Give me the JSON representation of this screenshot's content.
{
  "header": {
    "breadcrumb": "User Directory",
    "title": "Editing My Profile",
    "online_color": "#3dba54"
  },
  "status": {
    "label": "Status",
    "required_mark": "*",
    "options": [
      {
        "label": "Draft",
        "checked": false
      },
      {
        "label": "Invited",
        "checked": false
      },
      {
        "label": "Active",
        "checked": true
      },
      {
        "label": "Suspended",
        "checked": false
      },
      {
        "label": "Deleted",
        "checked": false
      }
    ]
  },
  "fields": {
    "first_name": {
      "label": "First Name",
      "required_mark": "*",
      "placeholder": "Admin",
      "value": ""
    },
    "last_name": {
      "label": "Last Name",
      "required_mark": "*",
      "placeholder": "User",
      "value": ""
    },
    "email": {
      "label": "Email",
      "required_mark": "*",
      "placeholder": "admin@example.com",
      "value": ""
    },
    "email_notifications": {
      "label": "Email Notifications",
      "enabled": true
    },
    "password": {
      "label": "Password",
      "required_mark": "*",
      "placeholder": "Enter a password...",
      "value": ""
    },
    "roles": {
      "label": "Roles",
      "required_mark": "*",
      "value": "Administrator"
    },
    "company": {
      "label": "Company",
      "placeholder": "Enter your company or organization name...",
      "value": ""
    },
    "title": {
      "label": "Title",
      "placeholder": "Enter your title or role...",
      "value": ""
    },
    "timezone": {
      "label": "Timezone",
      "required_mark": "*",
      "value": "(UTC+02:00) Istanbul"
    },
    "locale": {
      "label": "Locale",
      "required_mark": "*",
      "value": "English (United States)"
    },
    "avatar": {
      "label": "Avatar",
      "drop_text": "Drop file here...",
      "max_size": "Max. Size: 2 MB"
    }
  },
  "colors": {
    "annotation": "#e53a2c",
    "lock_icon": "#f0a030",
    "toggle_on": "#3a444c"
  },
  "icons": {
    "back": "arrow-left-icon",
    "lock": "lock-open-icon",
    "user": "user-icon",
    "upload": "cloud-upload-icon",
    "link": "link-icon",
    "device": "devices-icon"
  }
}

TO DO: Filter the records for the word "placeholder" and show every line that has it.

SOLVED EXERCISE:
      "placeholder": "Admin",
      "placeholder": "User",
      "placeholder": "admin@example.com",
      "placeholder": "Enter a password...",
      "placeholder": "Enter your company or organization name...",
      "placeholder": "Enter your title or role...",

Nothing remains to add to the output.